[Prompt]
Your result should be the lines holding the word "author", copied from the entries below.

[Material shown]

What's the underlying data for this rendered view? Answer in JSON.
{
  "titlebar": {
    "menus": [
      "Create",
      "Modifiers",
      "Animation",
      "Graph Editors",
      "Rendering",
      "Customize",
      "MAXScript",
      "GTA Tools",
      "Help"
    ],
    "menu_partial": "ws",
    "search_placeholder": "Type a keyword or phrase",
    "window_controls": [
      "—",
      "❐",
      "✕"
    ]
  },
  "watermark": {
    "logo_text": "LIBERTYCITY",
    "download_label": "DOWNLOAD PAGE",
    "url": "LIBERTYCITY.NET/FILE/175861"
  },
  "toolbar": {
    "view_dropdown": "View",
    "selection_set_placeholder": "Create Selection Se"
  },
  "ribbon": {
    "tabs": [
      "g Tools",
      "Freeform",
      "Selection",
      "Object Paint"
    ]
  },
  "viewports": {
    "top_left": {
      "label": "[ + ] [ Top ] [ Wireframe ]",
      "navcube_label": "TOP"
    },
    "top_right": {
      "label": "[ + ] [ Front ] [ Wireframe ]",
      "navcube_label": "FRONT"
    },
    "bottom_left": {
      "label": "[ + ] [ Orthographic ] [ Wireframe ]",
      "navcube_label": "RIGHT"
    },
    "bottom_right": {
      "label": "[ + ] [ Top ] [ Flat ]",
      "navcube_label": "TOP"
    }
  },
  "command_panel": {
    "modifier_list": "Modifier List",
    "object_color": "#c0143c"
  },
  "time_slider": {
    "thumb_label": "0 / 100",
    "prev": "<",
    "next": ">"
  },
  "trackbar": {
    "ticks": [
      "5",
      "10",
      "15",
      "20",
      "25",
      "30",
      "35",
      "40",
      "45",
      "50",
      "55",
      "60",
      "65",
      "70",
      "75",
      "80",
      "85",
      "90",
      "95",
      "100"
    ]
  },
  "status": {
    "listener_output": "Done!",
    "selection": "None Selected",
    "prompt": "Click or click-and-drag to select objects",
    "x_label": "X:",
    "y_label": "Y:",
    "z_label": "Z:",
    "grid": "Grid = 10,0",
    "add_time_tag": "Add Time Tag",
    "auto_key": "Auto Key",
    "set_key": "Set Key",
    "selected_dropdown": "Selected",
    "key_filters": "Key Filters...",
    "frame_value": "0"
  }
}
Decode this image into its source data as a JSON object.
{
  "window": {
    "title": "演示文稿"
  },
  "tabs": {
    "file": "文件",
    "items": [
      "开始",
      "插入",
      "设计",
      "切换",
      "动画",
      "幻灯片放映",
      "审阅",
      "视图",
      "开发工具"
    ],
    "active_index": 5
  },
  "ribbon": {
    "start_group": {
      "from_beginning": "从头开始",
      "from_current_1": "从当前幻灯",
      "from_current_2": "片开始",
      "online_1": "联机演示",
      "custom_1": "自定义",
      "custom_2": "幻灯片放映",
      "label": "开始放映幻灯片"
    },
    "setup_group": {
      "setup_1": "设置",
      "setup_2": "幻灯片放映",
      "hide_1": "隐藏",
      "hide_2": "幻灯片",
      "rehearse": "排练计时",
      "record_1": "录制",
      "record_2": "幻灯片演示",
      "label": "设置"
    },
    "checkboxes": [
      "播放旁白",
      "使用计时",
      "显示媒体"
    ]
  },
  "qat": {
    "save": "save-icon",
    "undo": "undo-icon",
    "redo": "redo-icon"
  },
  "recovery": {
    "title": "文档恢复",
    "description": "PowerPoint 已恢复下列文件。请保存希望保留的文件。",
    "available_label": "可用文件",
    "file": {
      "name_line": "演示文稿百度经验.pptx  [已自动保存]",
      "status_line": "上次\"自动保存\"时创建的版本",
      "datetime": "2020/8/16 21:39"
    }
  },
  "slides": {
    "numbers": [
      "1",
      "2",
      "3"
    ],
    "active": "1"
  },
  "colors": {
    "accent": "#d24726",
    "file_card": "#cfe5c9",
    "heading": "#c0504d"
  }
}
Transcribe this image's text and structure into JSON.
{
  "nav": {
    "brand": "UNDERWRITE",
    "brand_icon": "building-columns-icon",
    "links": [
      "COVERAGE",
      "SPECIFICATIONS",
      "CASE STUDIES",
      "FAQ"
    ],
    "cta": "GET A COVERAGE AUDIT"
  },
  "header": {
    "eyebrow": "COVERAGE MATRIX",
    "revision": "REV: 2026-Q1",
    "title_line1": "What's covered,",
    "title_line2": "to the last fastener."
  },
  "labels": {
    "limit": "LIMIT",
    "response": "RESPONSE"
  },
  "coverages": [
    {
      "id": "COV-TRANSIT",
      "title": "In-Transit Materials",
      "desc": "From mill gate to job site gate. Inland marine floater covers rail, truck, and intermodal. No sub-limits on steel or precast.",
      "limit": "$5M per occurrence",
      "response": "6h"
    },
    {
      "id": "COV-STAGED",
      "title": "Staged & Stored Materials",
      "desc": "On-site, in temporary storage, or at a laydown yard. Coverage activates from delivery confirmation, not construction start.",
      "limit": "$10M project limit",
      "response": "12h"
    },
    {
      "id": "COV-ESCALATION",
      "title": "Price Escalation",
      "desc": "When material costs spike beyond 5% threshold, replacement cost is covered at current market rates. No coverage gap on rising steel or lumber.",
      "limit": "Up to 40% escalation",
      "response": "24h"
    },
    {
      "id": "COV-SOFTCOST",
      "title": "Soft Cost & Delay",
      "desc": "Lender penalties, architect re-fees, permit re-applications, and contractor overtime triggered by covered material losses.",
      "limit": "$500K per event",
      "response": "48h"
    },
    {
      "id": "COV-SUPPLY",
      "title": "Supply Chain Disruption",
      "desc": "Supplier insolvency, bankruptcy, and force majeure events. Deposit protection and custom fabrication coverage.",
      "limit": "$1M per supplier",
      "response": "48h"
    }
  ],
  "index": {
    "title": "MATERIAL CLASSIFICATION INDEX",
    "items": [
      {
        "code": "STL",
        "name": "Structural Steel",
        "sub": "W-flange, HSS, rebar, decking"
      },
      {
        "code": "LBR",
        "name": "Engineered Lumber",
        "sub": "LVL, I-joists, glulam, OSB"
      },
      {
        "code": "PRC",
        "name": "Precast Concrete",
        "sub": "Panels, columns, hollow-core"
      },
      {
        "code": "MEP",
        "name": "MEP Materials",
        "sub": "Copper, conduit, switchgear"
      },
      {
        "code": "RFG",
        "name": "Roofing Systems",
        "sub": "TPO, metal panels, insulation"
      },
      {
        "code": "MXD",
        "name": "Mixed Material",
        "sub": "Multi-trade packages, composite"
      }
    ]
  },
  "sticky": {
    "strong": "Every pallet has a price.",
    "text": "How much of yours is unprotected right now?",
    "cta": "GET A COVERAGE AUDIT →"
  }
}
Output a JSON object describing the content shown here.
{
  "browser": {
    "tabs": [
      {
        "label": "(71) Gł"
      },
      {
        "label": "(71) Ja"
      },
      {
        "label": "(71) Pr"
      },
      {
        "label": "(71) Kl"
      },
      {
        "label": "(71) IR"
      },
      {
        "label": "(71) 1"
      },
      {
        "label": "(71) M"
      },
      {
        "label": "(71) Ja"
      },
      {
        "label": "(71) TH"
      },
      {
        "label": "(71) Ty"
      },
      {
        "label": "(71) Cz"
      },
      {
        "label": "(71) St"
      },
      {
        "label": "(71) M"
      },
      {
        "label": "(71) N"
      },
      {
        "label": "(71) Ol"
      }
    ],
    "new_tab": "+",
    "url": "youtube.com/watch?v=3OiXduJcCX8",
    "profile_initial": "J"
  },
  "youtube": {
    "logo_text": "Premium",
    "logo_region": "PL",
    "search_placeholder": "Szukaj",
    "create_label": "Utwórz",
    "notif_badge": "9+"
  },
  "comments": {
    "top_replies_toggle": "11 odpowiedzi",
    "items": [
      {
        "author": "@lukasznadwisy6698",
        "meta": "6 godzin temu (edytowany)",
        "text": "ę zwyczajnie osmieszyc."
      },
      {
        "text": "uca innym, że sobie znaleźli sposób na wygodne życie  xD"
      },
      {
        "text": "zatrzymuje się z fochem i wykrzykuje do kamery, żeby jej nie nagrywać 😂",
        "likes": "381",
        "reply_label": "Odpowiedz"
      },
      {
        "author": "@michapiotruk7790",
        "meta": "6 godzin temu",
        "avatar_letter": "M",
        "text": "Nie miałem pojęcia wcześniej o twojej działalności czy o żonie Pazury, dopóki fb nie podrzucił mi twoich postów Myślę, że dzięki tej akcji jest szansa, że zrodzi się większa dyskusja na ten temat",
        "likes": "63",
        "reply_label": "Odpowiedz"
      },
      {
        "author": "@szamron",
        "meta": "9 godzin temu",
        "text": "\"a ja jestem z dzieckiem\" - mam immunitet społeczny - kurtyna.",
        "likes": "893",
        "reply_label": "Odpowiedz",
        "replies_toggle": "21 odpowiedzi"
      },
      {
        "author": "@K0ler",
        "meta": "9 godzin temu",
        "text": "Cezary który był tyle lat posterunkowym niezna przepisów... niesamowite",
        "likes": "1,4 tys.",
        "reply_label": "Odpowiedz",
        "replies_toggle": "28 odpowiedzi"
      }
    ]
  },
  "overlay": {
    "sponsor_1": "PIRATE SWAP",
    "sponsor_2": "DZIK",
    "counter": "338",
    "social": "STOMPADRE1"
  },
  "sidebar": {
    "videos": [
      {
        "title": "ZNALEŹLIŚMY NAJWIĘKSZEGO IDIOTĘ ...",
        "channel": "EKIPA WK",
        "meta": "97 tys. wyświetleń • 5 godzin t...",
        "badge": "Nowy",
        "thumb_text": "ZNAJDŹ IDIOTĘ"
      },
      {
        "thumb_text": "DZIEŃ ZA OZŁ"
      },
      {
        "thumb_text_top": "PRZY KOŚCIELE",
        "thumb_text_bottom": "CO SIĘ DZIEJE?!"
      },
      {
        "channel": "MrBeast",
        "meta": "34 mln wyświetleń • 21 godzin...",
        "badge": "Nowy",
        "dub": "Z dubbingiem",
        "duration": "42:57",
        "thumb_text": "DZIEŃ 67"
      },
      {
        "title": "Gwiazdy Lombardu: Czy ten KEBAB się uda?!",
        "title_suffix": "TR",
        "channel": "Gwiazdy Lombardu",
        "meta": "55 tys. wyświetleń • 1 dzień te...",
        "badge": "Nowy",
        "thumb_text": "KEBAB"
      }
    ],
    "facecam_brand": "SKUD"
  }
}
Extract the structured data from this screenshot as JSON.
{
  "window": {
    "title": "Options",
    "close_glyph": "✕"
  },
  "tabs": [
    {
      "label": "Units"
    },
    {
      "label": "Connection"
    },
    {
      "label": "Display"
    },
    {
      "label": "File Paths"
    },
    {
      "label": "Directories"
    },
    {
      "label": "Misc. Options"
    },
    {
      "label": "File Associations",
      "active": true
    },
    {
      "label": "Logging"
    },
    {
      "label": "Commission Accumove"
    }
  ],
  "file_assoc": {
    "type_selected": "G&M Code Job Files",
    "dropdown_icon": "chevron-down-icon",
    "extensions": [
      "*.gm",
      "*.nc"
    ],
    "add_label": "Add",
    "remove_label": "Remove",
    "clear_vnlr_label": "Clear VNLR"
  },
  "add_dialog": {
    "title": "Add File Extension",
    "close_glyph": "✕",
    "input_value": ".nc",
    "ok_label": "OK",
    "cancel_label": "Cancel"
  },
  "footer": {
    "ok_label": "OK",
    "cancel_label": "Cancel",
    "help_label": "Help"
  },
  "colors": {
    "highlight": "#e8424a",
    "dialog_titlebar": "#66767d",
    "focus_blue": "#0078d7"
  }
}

[Task answer]
        "author": "@lukasznadwisy6698",
        "author": "@michapiotruk7790",
        "author": "@szamron",
        "author": "@K0ler",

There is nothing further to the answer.